Toronto Blue Jays May Pass Chemistry This Year

David Manning


By now we’ve heard a long list of excuses reasons why the 2013 season was such a disappointment for the Toronto Blue Jays. Injuries ended up costing the team a large number of games from their star players like Brett Lawrie, Jose Reyes, Jose Bautista, Brandon Morrow as well as others. This was the most obvious reason for the team’s terrible 74-88 finish.

According to others, there is another, less obvious reason for the Blue Jays lack of success. You can call it familiarity, bonding or something else. But, commonly, it is called CHEMISTRY. Regardless what you label it as, it was clear that the 2013 Toronto Blue Jays did not necessarily have it. That is why Jon Paul Morosi (@jonmorosi) of Fox Sports thinks that 2014 could be different for the Toronto Blue Jays. In his piece today (Mar. 10/14) he describes the difference between the feeling of this year’s spring training compared to last year’s.

In the piece, Jose Bautista tells Morosi that chemistry:

"“wasn’t a problem.” But Bautista added: “Getting acquainted with teammates, and understanding what their capabilities are, certainly plays into how good a team can be. When everybody’s still getting acquainted with each other, there’s that unknown. We don’t have that now.”"

Now, the Sciences are not my area of expertise. I only passed Chemistry in high school because I chose Heather What’s Her Name as my lab partner and copied everything. So, I may not be in the best position to judge what Bautista said, but…Doesn’t that sound like chemistry? Regardless of what Bautista wants to call it, there was an issue. One that should not be there this year.

For a large part of their spring training last year, the Blue Jays were missing a significant part of their core players due to the World Baseball Classic: J.P. Arencibia (USA), R.A. Dickey (USA), Brett Lawrie (CAN), Jose Reyes (DR) and Edwin Encarnacion (DR). These players were off playing with their fellow countrymen in a tournament. Encarnacion ended up hurting a finger and Brett Lawrie dove for a ball and put himself out for a significant amount of time. How can any team learn to play together when 5 players who are expected to have a huge impact on the success of the team aren’t even around the club?

Their absence does not allow for the feeling out process that is necessary on a ball field. For example, with Lawrie and Reyes playing on the left side of the diamond, they need to be able to instinctively know where each other is, where they will be and where they can get to. It is something that requires the “feel” that comes from doing; from working together. Lawrie tells Morosi as much:

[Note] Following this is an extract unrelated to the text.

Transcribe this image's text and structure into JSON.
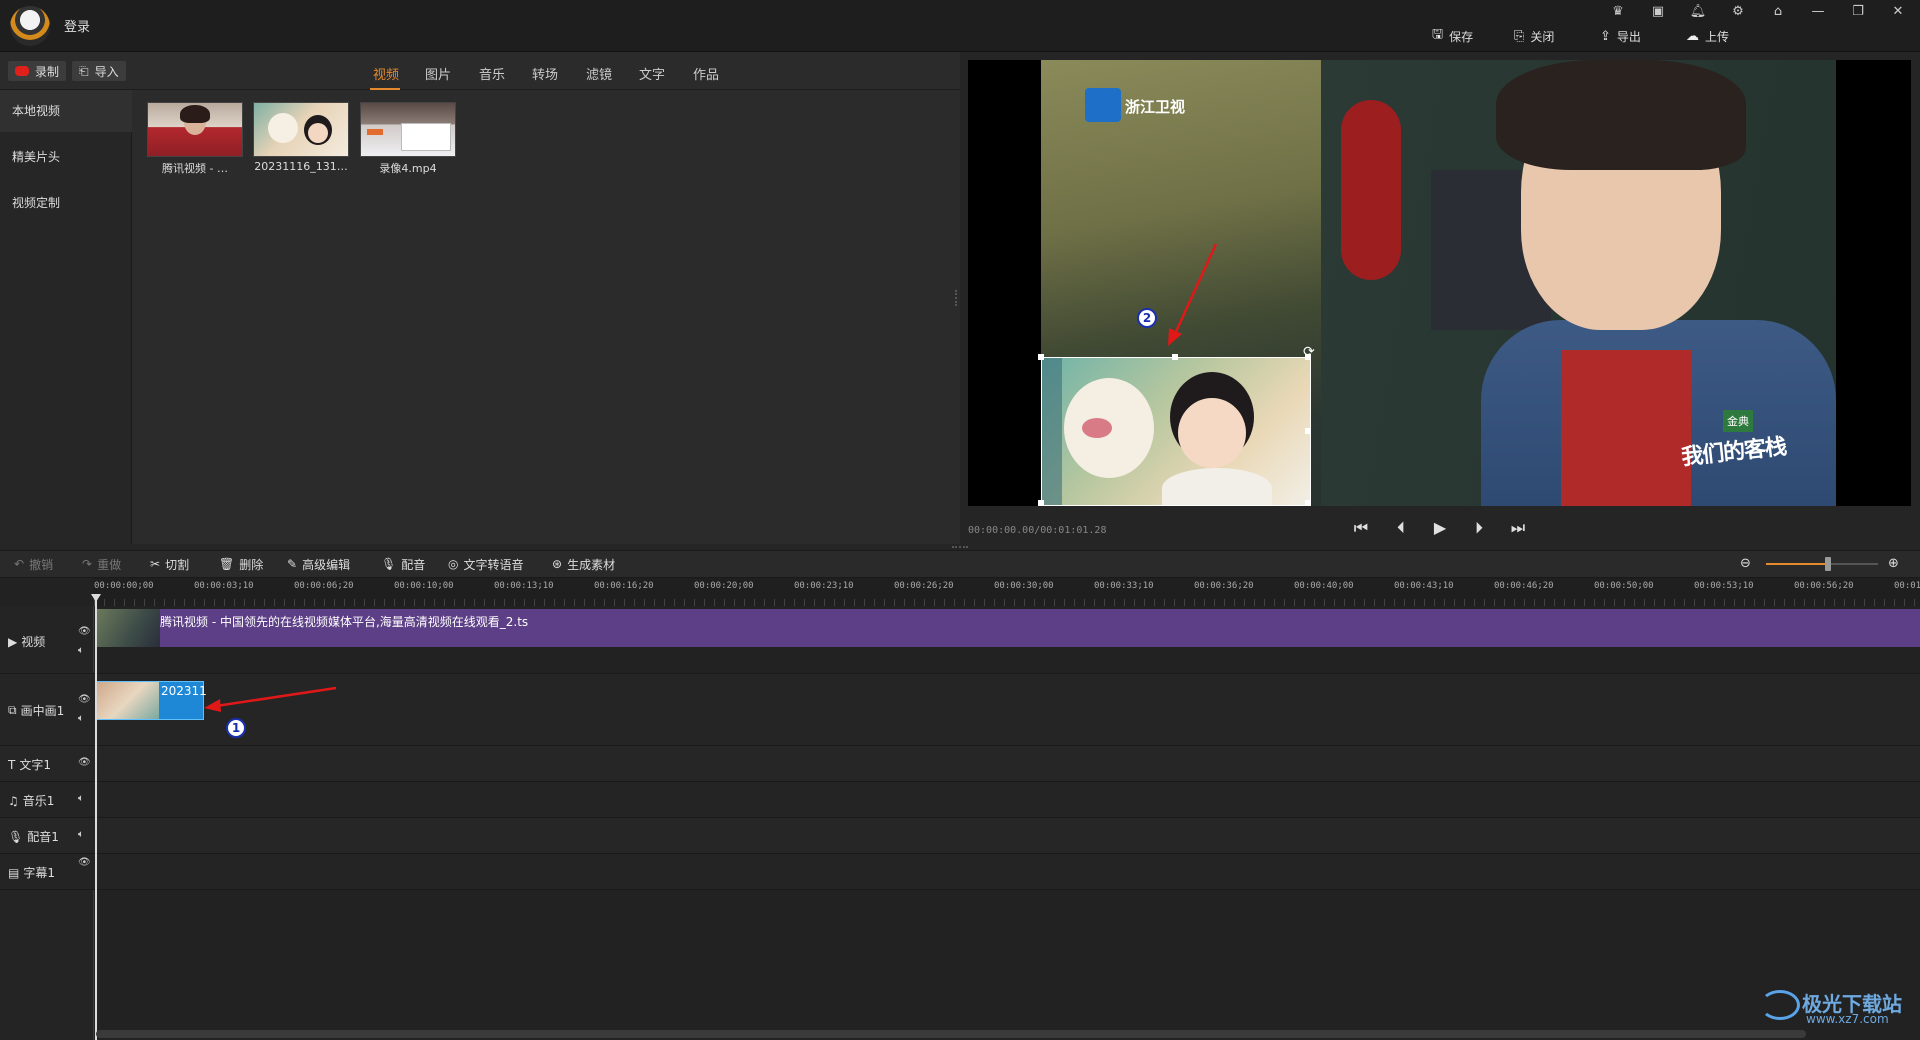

"“You can’t know a guy in two weeks, three weeks…You’ve got to play with him for a couple months. These guys are like your family. You see them more than you see your family. The more you see each other, you just start to bond. You start to click. The team starts to click.”"

It can’t be done when the players aren’t even together. A number of times last season several players looked unsure of their surroundings, or the people in them. The defense suffered.

There were times when Emilio Bonifacio just looked plain unaware of where to go or what to expect at second base. He just didn’t look comfortable. While it is easy to blame the single player for this, it can also be argued that his team mates and coaches share responsibility. Bonifacio is just the personification of the level of DIScomfort the Blue Jays felt going in to the 2013 season. Add injuries to the mix and it is impossible for that comfort to ever take hold. There cannot be a team identity or bond when the field is nothing more than a revolving door and lineup cards are make shift. Assuming everyone stays healthy this problem should not even exist this year. Addmitedly, that is a HUGE assumtion!

Considering all of the above it is a wonder we ever expected the 2013 Blue Jays to live up to their hype. But, as Morosi points out, perhaps it was the hype that was part of the problem. This season there are far fewer expectations of the Blue Jays. The air in spring training is different:

"“This spring has been less chaotic: fewer television trucks, lower expectations, and a better overall environment in which to prepare for the season.”"

The circus show that suffocated the team last spring has all but disappeared. They can focus on baseball. They can focus on getting comfortable. They can focus on bonding. Perhaps, they can focus on winning.